The input:
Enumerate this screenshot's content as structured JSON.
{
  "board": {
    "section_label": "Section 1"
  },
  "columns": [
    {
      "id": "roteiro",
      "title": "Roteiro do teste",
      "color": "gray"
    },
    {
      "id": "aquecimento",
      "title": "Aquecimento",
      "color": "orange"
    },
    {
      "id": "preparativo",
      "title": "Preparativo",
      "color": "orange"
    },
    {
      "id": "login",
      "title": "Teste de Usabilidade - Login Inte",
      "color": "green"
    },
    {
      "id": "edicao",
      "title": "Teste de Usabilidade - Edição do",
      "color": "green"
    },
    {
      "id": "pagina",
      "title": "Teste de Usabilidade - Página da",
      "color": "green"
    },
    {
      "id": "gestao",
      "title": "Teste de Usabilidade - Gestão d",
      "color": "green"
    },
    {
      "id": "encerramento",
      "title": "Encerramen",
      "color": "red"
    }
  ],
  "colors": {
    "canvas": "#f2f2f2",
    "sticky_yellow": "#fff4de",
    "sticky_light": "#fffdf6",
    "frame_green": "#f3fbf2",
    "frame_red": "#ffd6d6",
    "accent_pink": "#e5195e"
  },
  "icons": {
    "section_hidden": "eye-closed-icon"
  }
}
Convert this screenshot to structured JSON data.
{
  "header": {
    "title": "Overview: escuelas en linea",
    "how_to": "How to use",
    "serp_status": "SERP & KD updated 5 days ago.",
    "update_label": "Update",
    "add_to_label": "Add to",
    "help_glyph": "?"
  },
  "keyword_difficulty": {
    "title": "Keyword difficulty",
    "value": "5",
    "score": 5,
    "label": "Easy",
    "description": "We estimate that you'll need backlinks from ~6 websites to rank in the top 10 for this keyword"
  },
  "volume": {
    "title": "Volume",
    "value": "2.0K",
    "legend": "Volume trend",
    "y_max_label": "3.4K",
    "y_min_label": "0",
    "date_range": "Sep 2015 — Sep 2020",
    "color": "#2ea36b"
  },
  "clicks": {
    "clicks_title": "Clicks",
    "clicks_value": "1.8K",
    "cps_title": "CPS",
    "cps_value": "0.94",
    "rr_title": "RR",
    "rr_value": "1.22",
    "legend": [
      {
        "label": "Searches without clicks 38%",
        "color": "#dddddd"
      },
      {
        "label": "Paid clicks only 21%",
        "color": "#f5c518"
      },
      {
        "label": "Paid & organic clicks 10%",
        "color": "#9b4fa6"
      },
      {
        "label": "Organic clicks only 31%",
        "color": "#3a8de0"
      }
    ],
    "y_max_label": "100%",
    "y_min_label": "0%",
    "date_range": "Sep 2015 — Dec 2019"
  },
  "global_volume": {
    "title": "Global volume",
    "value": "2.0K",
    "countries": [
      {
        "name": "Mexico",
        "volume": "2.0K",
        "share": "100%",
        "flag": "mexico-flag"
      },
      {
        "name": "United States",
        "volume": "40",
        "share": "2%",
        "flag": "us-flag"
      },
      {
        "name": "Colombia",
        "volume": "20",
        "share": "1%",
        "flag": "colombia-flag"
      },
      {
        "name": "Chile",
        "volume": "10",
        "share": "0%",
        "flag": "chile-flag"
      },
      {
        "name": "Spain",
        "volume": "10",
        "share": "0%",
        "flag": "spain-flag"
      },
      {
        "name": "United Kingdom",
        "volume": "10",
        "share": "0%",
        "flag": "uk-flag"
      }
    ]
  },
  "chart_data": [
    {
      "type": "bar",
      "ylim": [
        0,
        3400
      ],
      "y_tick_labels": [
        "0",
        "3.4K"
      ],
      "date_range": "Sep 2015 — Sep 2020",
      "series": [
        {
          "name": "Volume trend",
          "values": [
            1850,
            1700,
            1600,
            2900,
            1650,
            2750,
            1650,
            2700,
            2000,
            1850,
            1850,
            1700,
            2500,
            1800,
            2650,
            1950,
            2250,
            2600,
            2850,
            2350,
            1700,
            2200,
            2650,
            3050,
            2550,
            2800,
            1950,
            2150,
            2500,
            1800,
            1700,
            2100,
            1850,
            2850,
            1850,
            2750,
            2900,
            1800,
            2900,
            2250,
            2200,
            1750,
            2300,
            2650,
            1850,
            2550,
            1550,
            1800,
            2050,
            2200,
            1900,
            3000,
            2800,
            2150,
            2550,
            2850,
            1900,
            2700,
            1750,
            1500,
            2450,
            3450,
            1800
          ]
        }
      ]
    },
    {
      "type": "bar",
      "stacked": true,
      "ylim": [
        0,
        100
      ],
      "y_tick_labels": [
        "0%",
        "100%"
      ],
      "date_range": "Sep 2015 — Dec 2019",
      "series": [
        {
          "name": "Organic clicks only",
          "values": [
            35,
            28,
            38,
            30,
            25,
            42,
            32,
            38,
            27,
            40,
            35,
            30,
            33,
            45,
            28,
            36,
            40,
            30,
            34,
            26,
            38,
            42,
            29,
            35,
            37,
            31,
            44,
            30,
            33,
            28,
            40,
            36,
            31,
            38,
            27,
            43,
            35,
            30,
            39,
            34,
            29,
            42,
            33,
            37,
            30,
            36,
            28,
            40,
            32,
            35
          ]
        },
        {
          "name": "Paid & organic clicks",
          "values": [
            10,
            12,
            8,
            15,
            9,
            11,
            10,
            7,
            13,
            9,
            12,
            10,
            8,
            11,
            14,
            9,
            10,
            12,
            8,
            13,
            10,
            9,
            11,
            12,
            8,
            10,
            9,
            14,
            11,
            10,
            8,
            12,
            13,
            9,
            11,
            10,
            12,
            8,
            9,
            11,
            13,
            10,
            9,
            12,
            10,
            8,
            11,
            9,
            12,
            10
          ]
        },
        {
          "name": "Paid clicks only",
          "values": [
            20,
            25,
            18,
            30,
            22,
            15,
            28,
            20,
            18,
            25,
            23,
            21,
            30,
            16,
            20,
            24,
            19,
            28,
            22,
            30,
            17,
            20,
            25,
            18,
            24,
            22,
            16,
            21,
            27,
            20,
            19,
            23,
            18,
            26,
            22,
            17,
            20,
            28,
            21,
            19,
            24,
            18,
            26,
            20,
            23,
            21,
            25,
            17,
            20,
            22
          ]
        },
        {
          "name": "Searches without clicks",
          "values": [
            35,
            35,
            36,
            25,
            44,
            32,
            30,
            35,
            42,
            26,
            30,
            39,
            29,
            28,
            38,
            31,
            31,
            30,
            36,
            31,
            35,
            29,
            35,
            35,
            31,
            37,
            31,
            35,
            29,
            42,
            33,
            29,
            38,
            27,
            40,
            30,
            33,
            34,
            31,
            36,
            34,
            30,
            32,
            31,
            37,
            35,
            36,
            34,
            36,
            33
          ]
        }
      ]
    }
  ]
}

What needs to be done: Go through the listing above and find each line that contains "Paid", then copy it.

Response box:
        "label": "Paid clicks only 21%",
        "label": "Paid & organic clicks 10%",
          "name": "Paid & organic clicks",
          "name": "Paid clicks only",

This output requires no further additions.